One shopping mall in Singapore hired four life-size QR mascots – in the form of shopping bags emblazoned with huge QR codes – for its last annual summer sales campaign. The characters at the VivoCity mall, called VivoCity Codeys, pranced around, enticing shoppers to whip out their phones and start scanning.
Those who did were taken to a contest promo page to enter their details for a chance to win prizes; they also had to ‘like’ the mall’s Facebook page. While that’s all rather fiddly, it’s a good example of QR code marketing offline for bricks-and-mortar stores. The marketing agency behind the promo said later that it nearly doubled the mall’s Facebook fans thanks to a boost of 4,400 new ‘likes’. That was from a total of 8,618 people who scanned the code and went to the promo page. Even though half the people backed out of the whole process, it proved to be a cost-effective way to win over genuine, new Facebook fans.
5. Gift money to your honey
Probably the most satisfying use of QR codes is to get something for nothing. Like free money. That’s what Chinese ecommerce company Alibaba did during Chinese New Year. It allowed users of its PayPal-esque Alipay app to create QR codes to share on social media that encourage family or friends to wire money to you. It’s a reinvention of the Chinese New Year tradition of giving red envelopes stuffed with cash as a gift to young people.

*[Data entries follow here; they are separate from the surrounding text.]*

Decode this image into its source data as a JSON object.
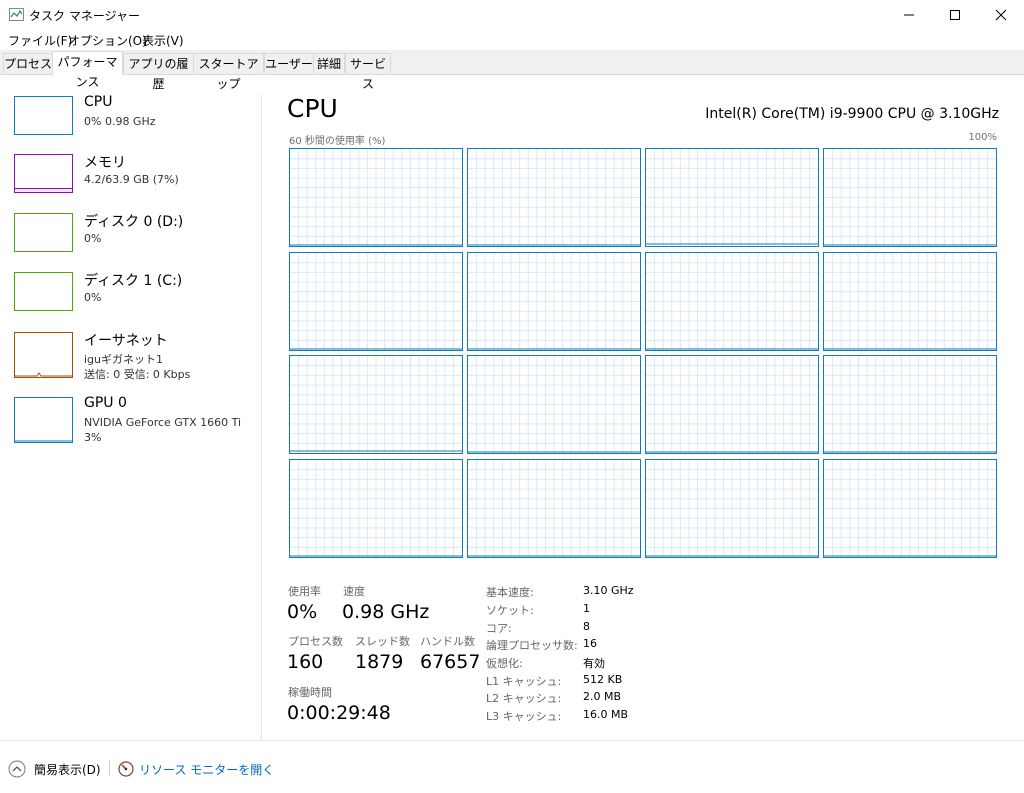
{
  "window": {
    "title": "タスク マネージャー"
  },
  "menu": [
    "ファイル(F)",
    "オプション(O)",
    "表示(V)"
  ],
  "tabs": [
    "プロセス",
    "パフォーマンス",
    "アプリの履歴",
    "スタートアップ",
    "ユーザー",
    "詳細",
    "サービス"
  ],
  "sidebar": [
    {
      "name": "CPU",
      "sub1": "0%  0.98 GHz",
      "sub2": "",
      "sub3": "",
      "color": "#117dbb",
      "icon": "cpu-graph"
    },
    {
      "name": "メモリ",
      "sub1": "4.2/63.9 GB (7%)",
      "sub2": "",
      "sub3": "",
      "color": "#8b12ae",
      "icon": "memory-graph"
    },
    {
      "name": "ディスク 0 (D:)",
      "sub1": "0%",
      "sub2": "",
      "sub3": "",
      "color": "#4da60c",
      "icon": "disk-graph"
    },
    {
      "name": "ディスク 1 (C:)",
      "sub1": "0%",
      "sub2": "",
      "sub3": "",
      "color": "#4da60c",
      "icon": "disk-graph"
    },
    {
      "name": "イーサネット",
      "sub1": "iguギガネット1",
      "sub2": "送信: 0 受信: 0 Kbps",
      "sub3": "",
      "color": "#a74f01",
      "icon": "network-graph"
    },
    {
      "name": "GPU 0",
      "sub1": "NVIDIA GeForce GTX 1660 Ti",
      "sub2": "3%",
      "sub3": "",
      "color": "#117dbb",
      "icon": "gpu-graph"
    }
  ],
  "main": {
    "title": "CPU",
    "model": "Intel(R) Core(TM) i9-9900 CPU @ 3.10GHz",
    "axis_label": "60 秒間の使用率 (%)",
    "axis_max": "100%",
    "accent_color": "#117dbb",
    "grid_color": "#d9eaf4"
  },
  "chart_data": {
    "type": "line",
    "title": "",
    "x_range": [
      0,
      60
    ],
    "ylim": [
      0,
      100
    ],
    "series": [
      {
        "values": [
          0,
          0
        ]
      },
      {
        "values": [
          0,
          0
        ]
      },
      {
        "values": [
          1,
          1,
          1,
          1,
          1,
          1,
          1,
          1,
          1,
          1,
          1,
          1,
          1,
          1,
          1,
          1,
          1,
          1,
          1,
          1,
          1,
          1,
          1,
          1,
          1,
          1,
          1,
          1,
          1,
          1,
          1,
          1,
          1,
          1,
          1,
          1,
          1,
          1,
          1,
          1,
          1,
          1,
          1,
          1,
          1,
          1,
          1,
          1,
          1,
          1,
          1,
          1,
          1,
          1,
          1,
          1,
          1,
          1,
          1,
          1
        ]
      },
      {
        "values": [
          0,
          0
        ]
      },
      {
        "values": [
          0,
          0,
          0,
          0,
          0,
          0,
          0,
          0,
          0,
          0,
          0,
          0,
          0,
          0,
          0,
          0,
          0,
          0,
          0,
          0,
          0,
          0,
          0,
          0,
          0,
          0,
          0,
          0,
          0,
          0,
          0,
          0,
          0,
          0,
          0,
          0,
          0,
          0,
          0,
          0,
          0,
          0,
          0,
          0,
          0,
          0,
          0,
          0,
          0,
          0,
          0,
          0,
          0,
          0,
          0,
          0,
          0,
          0,
          0,
          0
        ]
      },
      {
        "values": [
          0,
          0
        ]
      },
      {
        "values": [
          0,
          0
        ]
      },
      {
        "values": [
          0,
          0
        ]
      },
      {
        "values": [
          1,
          1
        ]
      },
      {
        "values": [
          0,
          0
        ]
      },
      {
        "values": [
          0,
          0
        ]
      },
      {
        "values": [
          0,
          0
        ]
      },
      {
        "values": [
          0,
          0
        ]
      },
      {
        "values": [
          0,
          0
        ]
      },
      {
        "values": [
          0,
          0
        ]
      },
      {
        "values": [
          0,
          0
        ]
      }
    ]
  },
  "stats": {
    "usage_label": "使用率",
    "usage_value": "0%",
    "speed_label": "速度",
    "speed_value": "0.98 GHz",
    "process_label": "プロセス数",
    "process_value": "160",
    "thread_label": "スレッド数",
    "thread_value": "1879",
    "handle_label": "ハンドル数",
    "handle_value": "67657",
    "uptime_label": "稼働時間",
    "uptime_value": "0:00:29:48"
  },
  "specs": [
    {
      "label": "基本速度:",
      "value": "3.10 GHz"
    },
    {
      "label": "ソケット:",
      "value": "1"
    },
    {
      "label": "コア:",
      "value": "8"
    },
    {
      "label": "論理プロセッサ数:",
      "value": "16"
    },
    {
      "label": "仮想化:",
      "value": "有効"
    },
    {
      "label": "L1 キャッシュ:",
      "value": "512 KB"
    },
    {
      "label": "L2 キャッシュ:",
      "value": "2.0 MB"
    },
    {
      "label": "L3 キャッシュ:",
      "value": "16.0 MB"
    }
  ],
  "footer": {
    "fewer_details": "簡易表示(D)",
    "resource_monitor": "リソース モニターを開く",
    "link_color": "#0066cc"
  }
}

During this QR code marketing promo, the maximum cash transfer was limited to RMB 2,000 (US$320). Once the gifted money is sent to an Alipay user, it can be stored in the mobile wallet app or spent at numerous ecommerce sites or for a cashless payment in a large number of supporting shops.
6. Online grocery shopping on the move

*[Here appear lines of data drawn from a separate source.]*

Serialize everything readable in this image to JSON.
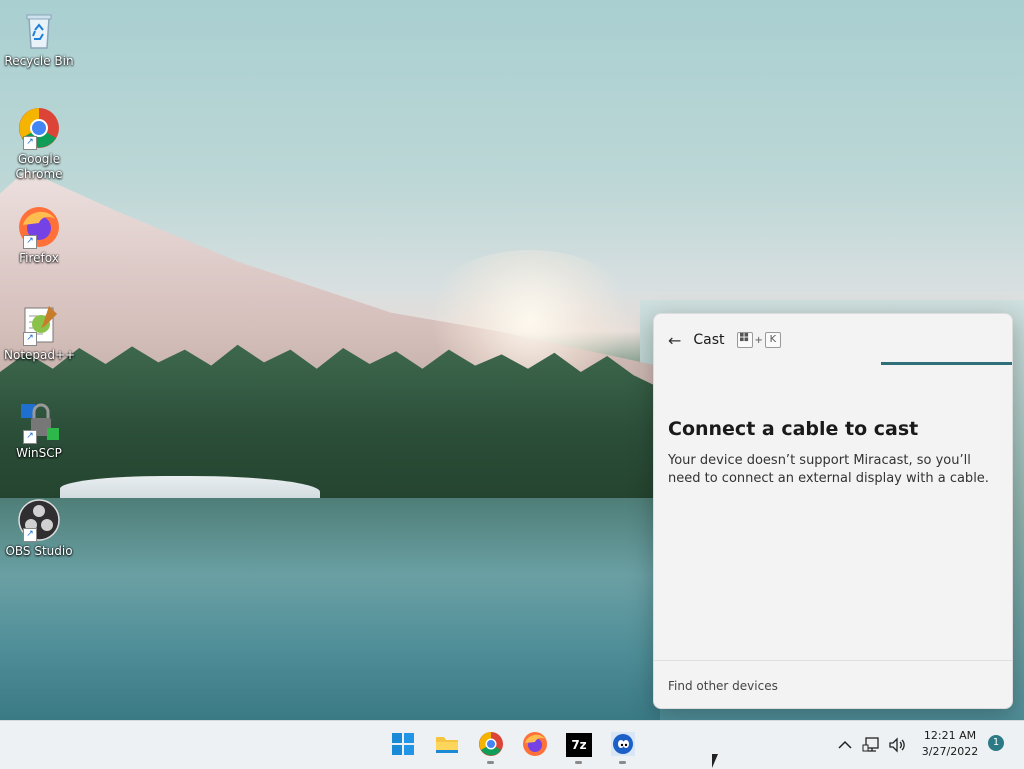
{
  "desktop": {
    "icons": [
      {
        "label": "Recycle Bin"
      },
      {
        "label": "Google Chrome"
      },
      {
        "label": "Firefox"
      },
      {
        "label": "Notepad++"
      },
      {
        "label": "WinSCP"
      },
      {
        "label": "OBS Studio"
      }
    ]
  },
  "cast_panel": {
    "title": "Cast",
    "shortcut_key": "K",
    "shortcut_plus": "+",
    "heading": "Connect a cable to cast",
    "description": "Your device doesn’t support Miracast, so you’ll need to connect an external display with a cable.",
    "footer_link": "Find other devices"
  },
  "taskbar": {
    "apps": [
      "start",
      "file-explorer",
      "chrome",
      "firefox",
      "7zip",
      "sonic"
    ],
    "seven_zip_label": "7z",
    "tray": {
      "time": "12:21 AM",
      "date": "3/27/2022",
      "notification_count": "1"
    }
  }
}
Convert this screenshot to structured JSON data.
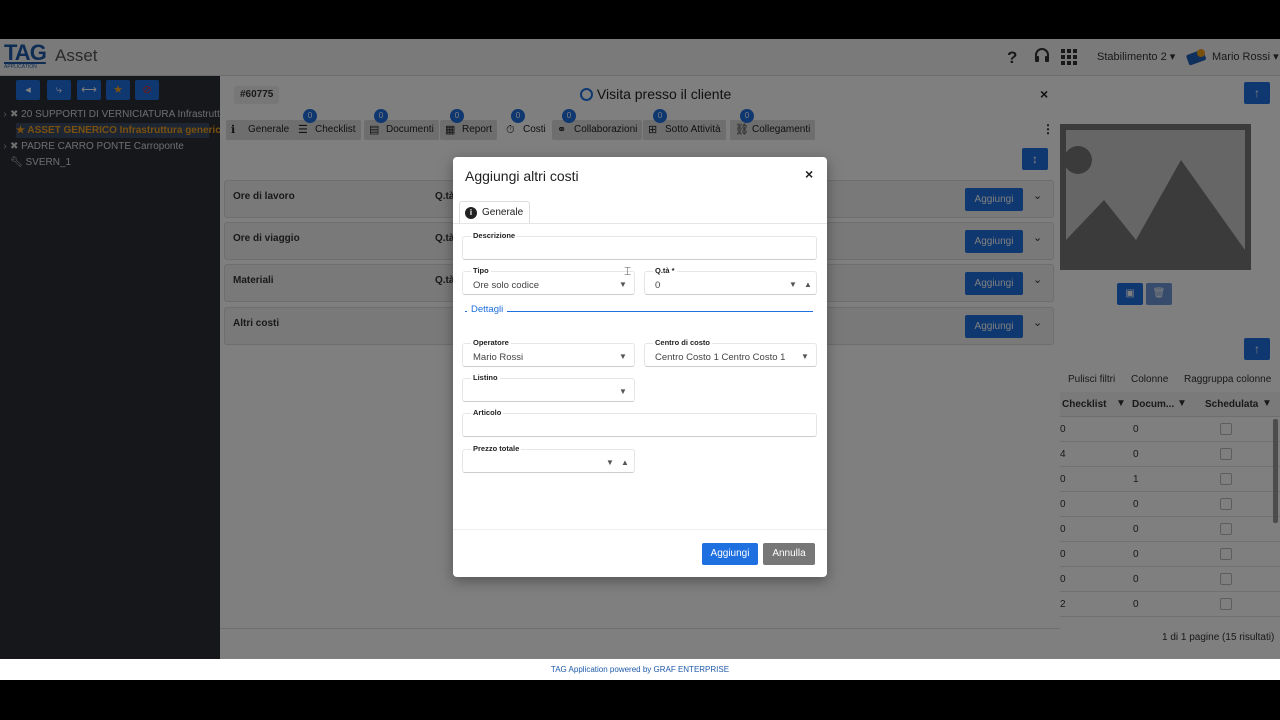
{
  "app": {
    "logo": "TAG",
    "logo_sub": "APPLICATION",
    "title": "Asset"
  },
  "topbar": {
    "help_icon": "?",
    "plant_menu": "Stabilimento 2",
    "user_menu": "Mario Rossi"
  },
  "sidebar": {
    "tree": [
      {
        "label": "20 SUPPORTI DI VERNICIATURA Infrastruttur",
        "selected": false
      },
      {
        "label": "ASSET GENERICO Infrastruttura generica",
        "selected": true
      },
      {
        "label": "PADRE CARRO PONTE Carroponte",
        "selected": false
      },
      {
        "label": "SVERN_1",
        "selected": false
      }
    ]
  },
  "panel": {
    "id": "#60775",
    "title": "Visita presso il cliente",
    "close": "×",
    "tabs": [
      {
        "label": "Generale",
        "count": ""
      },
      {
        "label": "Checklist",
        "count": "0"
      },
      {
        "label": "Documenti",
        "count": "0"
      },
      {
        "label": "Report",
        "count": "0"
      },
      {
        "label": "Costi",
        "count": "0"
      },
      {
        "label": "Collaborazioni",
        "count": "0"
      },
      {
        "label": "Sotto Attività",
        "count": "0"
      },
      {
        "label": "Collegamenti",
        "count": "0"
      }
    ],
    "sections": [
      {
        "label": "Ore di lavoro",
        "qty": "Q.tà:",
        "button": "Aggiungi"
      },
      {
        "label": "Ore di viaggio",
        "qty": "Q.tà:",
        "button": "Aggiungi"
      },
      {
        "label": "Materiali",
        "qty": "Q.tà:",
        "button": "Aggiungi"
      },
      {
        "label": "Altri costi",
        "qty": "",
        "button": "Aggiungi"
      }
    ]
  },
  "grid": {
    "toolbar": [
      "Pulisci filtri",
      "Colonne",
      "Raggruppa colonne"
    ],
    "headers": [
      "Checklist",
      "Docum...",
      "Schedulata"
    ],
    "rows": [
      [
        "0",
        "0"
      ],
      [
        "4",
        "0"
      ],
      [
        "0",
        "1"
      ],
      [
        "0",
        "0"
      ],
      [
        "0",
        "0"
      ],
      [
        "0",
        "0"
      ],
      [
        "0",
        "0"
      ],
      [
        "2",
        "0"
      ]
    ],
    "pagination": "1 di 1 pagine (15 risultati)"
  },
  "footer": "TAG Application powered by GRAF ENTERPRISE",
  "modal": {
    "title": "Aggiungi altri costi",
    "close": "×",
    "tab": "Generale",
    "fields": {
      "descrizione": {
        "label": "Descrizione",
        "value": ""
      },
      "tipo": {
        "label": "Tipo",
        "value": "Ore solo codice"
      },
      "qta": {
        "label": "Q.tà *",
        "value": "0"
      },
      "dettagli": "Dettagli",
      "operatore": {
        "label": "Operatore",
        "value": "Mario Rossi"
      },
      "centro": {
        "label": "Centro di costo",
        "value": "Centro Costo 1 Centro Costo 1"
      },
      "listino": {
        "label": "Listino",
        "value": ""
      },
      "articolo": {
        "label": "Articolo",
        "value": ""
      },
      "prezzo": {
        "label": "Prezzo totale",
        "value": ""
      }
    },
    "add_button": "Aggiungi",
    "cancel_button": "Annulla"
  }
}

Wherever ecommerce sites venture out into the physical world, they need QR codes as a bridge between the two realms. When estores do this, it’s either because they want to promote the site and bring in new users, or because they want to give regular users easier access to their store. Subway stations serve both purposes, which is why we’ve seen the subway used so often for QR code-based pop-up ecommerce stores.

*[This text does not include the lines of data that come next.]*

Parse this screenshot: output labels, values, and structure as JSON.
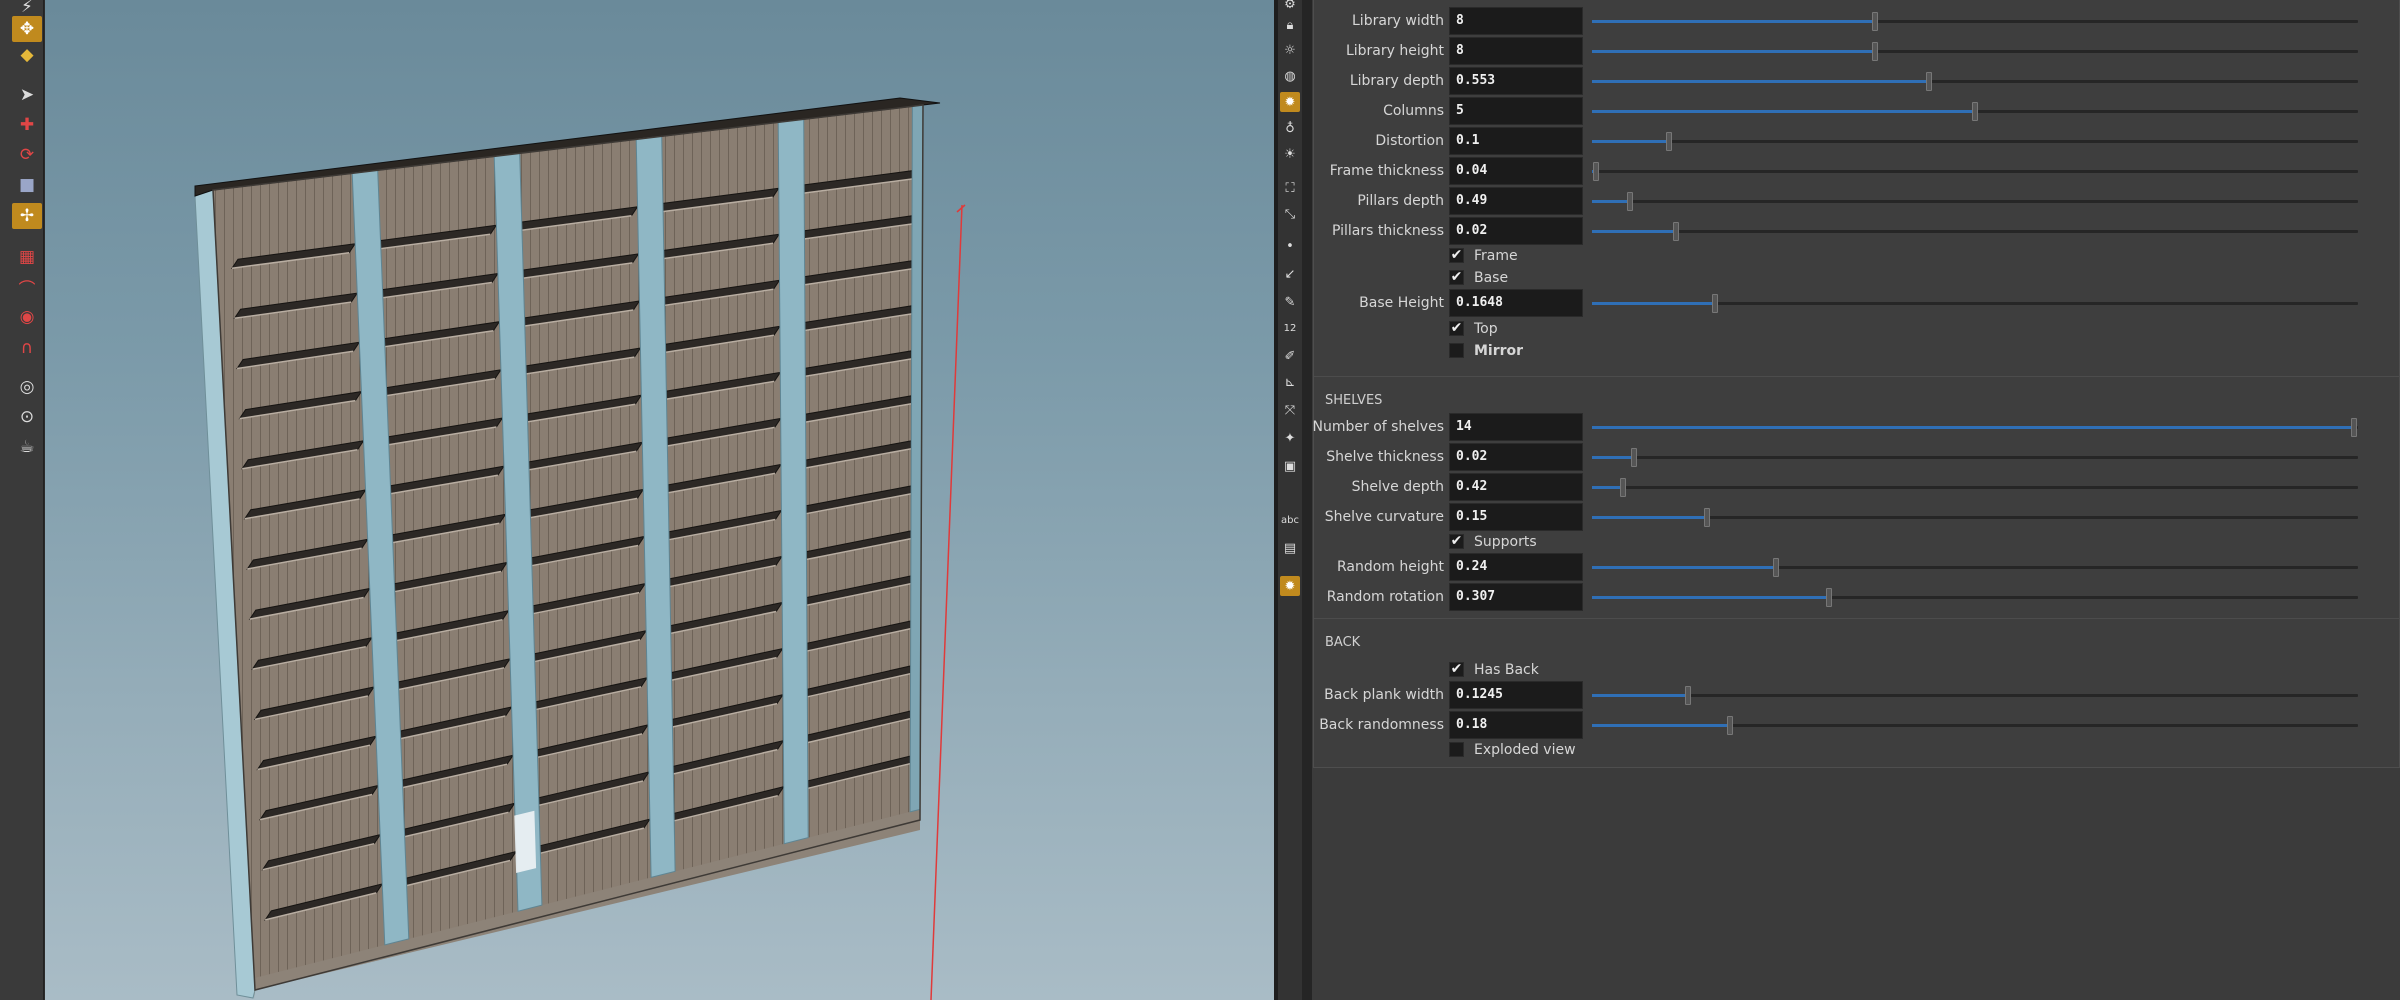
{
  "panel": {
    "sections": {
      "shelves": "SHELVES",
      "back": "BACK"
    },
    "params": {
      "library_width": {
        "label": "Library width",
        "value": "8",
        "fraction": 0.37
      },
      "library_height": {
        "label": "Library height",
        "value": "8",
        "fraction": 0.37
      },
      "library_depth": {
        "label": "Library depth",
        "value": "0.553",
        "fraction": 0.44
      },
      "columns": {
        "label": "Columns",
        "value": "5",
        "fraction": 0.5
      },
      "distortion": {
        "label": "Distortion",
        "value": "0.1",
        "fraction": 0.1
      },
      "frame_thickness": {
        "label": "Frame thickness",
        "value": "0.04",
        "fraction": 0.005
      },
      "pillars_depth": {
        "label": "Pillars depth",
        "value": "0.49",
        "fraction": 0.05
      },
      "pillars_thickness": {
        "label": "Pillars thickness",
        "value": "0.02",
        "fraction": 0.11
      },
      "base_height": {
        "label": "Base Height",
        "value": "0.1648",
        "fraction": 0.16
      },
      "number_of_shelves": {
        "label": "Number of shelves",
        "value": "14",
        "fraction": 0.995
      },
      "shelve_thickness": {
        "label": "Shelve thickness",
        "value": "0.02",
        "fraction": 0.055
      },
      "shelve_depth": {
        "label": "Shelve depth",
        "value": "0.42",
        "fraction": 0.04
      },
      "shelve_curvature": {
        "label": "Shelve curvature",
        "value": "0.15",
        "fraction": 0.15
      },
      "random_height": {
        "label": "Random height",
        "value": "0.24",
        "fraction": 0.24
      },
      "random_rotation": {
        "label": "Random rotation",
        "value": "0.307",
        "fraction": 0.31
      },
      "back_plank_width": {
        "label": "Back plank width",
        "value": "0.1245",
        "fraction": 0.125
      },
      "back_randomness": {
        "label": "Back randomness",
        "value": "0.18",
        "fraction": 0.18
      }
    },
    "toggles": {
      "frame": {
        "label": "Frame",
        "checked": true
      },
      "base": {
        "label": "Base",
        "checked": true
      },
      "top": {
        "label": "Top",
        "checked": true
      },
      "mirror": {
        "label": "Mirror",
        "checked": false
      },
      "supports": {
        "label": "Supports",
        "checked": true
      },
      "has_back": {
        "label": "Has Back",
        "checked": true
      },
      "exploded": {
        "label": "Exploded view",
        "checked": false
      }
    }
  },
  "left_toolbar": {
    "icons": [
      "light-icon",
      "handles-icon",
      "pose-icon",
      "select-arrow-icon",
      "transform-icon",
      "rotate-icon",
      "scale-icon",
      "pivot-icon",
      "transform-tool-icon",
      "snap-grid-icon",
      "snap-curve-icon",
      "snap-point-icon",
      "magnet-icon",
      "view-camera-icon",
      "flipbook-icon",
      "render-icon"
    ]
  },
  "shelf_tools": {
    "icons": [
      "settings-icon",
      "lock-icon",
      "light-bulb-icon",
      "sphere-icon",
      "light-active-icon",
      "spot-light-icon",
      "area-light-icon",
      "geo-light-icon",
      "env-light-icon",
      "camera-icon",
      "point-icon",
      "edge-icon",
      "brush-icon",
      "number-icon",
      "paint-icon",
      "measure-icon",
      "vector-icon",
      "joint-icon",
      "box-icon",
      "text-abc-icon",
      "display-icon",
      "light-selected-icon"
    ],
    "number_label": "12",
    "abc_label": "abc"
  },
  "colors": {
    "accent": "#c08a1e",
    "slider_fill": "#2f6fb6",
    "guide_line": "#e03a3a"
  }
}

All it entails is posters emblazoned with product images and QR codes, and then people can snap away as they fill up a virtual shopping basket. Because people need more time to weigh up purchases on things like fashion items, this works much better for online grocery stores. Hence we’ve seen it used in South Korea by HomePlus (the local name for Tesco), and in China by Yihaodian (the online division of Walmart). Even PayPal joined in the fun in Singapore.
But using QR codes for quick shopping doesn’t have to be confined to the subway. One particularly brilliant sales promotion in Korea tapped into workers’ lunch-hour down-time to use the mid-day sun to create a QR code with shadows. The shadow formed the QR code by bouncing off a 3D sculpture only between 12 noon and 1 pm. Just before the sun hit the right spot to form the QR code, it looked like this:
7. Fashion code
QR codes don’t exactly appeal to the eye. They look like some sort of pixelated Rorschach test for digital psychopaths. But that doesn’t mean they can’t be prettified and incorporated into clothing. Students at the Esmod fashion school in Beijing rose to the challenge in 2012 to create hi-tech clothing.
One of the most fun examples was a dress made of a light-sensitive material (pictured above) which, under the glare certain kinds of light – including a camera’s flash – reveals a scannable QR code.